"My advice to those countries would be to not waste time, to start building strong armed forces and become Nato members if they are not already," she said.

The former Ukrainian prime minister, pictured last month, said a peace deal will only encourage a further land grab by Russia - Julian Simmonds/Julian Simmonds
The former Ukrainian prime minister, pictured last month, said a peace deal will only encourage a further land grab by Russia - Julian Simmonds/Julian Simmonds

She also refused to rule out Mr Putin trying to overcome setbacks on the conventional battlefield by using nuclear weapons. She said that while the Russian leader was not "suicidal" enough to drop large-scale strategic atom bombs, he could deploy a low-yield tactical one, gambling that the West would not respond.  "He is prepared to cross all red lines and play against all the rules, that is the source of his strength."

Echoing a view held by many Ukrainians, she also expressed gratitude towards Mr Johnson over his military support for Ukraine - conceding that she had worried he might lose office as a result of the Partygate scandal.

"He should not have had parties at the time of Covid, but frankly, that is not a comparable episode to what we are facing here in Ukraine," she said. "It is hard to see how his party could have considered dismissing him, when his defence minister was saying it was the duty of every country in Europe to help Ukraine."

Asked about fears that Mr Johnson's support for Ukraine risked dragging Nato into a Third World War, she was blunt. "We are in World War Three already, as there are now 50 countries behind Ukraine. We need more weapons to ensure that we crush the Russian army on Ukrainian territory.
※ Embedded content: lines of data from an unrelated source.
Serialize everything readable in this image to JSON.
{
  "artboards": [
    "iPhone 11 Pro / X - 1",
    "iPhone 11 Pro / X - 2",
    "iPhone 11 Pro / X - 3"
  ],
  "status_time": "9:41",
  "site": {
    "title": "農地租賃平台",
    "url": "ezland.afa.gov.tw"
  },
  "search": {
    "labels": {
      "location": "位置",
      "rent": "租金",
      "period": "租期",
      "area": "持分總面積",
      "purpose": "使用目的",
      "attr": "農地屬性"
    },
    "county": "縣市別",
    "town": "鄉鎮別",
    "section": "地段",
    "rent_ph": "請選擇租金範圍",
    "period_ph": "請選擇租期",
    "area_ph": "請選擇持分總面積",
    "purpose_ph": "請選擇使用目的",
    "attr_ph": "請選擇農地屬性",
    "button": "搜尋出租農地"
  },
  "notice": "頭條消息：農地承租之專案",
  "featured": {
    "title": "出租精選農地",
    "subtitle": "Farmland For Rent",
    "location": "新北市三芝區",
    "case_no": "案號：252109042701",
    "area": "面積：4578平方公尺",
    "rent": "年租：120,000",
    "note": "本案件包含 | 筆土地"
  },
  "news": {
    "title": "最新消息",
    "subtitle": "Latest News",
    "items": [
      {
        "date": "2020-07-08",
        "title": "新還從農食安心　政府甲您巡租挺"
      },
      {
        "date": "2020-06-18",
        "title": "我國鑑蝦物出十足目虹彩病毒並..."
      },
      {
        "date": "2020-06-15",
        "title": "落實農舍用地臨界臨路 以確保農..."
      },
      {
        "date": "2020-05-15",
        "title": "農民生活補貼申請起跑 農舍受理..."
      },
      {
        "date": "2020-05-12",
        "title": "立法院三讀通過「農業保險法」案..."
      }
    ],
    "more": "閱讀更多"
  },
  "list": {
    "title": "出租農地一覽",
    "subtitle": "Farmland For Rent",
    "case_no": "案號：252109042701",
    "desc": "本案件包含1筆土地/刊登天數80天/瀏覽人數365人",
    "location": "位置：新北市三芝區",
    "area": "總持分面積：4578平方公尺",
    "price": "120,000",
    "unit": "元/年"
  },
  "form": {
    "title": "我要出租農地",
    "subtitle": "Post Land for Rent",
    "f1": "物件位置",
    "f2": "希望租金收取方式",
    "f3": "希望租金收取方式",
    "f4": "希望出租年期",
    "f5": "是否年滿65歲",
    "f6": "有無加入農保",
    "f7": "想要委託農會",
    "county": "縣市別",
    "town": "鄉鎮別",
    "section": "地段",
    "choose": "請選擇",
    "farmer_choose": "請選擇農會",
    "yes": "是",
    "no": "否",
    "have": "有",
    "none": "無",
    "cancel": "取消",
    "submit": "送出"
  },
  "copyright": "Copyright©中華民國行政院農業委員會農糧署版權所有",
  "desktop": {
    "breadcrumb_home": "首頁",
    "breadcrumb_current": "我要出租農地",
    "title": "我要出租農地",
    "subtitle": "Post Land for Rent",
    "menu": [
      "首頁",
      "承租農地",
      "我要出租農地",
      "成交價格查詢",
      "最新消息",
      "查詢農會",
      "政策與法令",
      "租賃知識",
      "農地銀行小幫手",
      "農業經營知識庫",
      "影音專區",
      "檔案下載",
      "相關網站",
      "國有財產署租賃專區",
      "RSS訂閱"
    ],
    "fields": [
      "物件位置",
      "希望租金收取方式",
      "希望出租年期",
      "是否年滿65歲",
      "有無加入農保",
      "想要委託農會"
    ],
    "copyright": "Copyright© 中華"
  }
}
That will be the end of Putin's regime, because the Russian people will not tolerate such a defeat."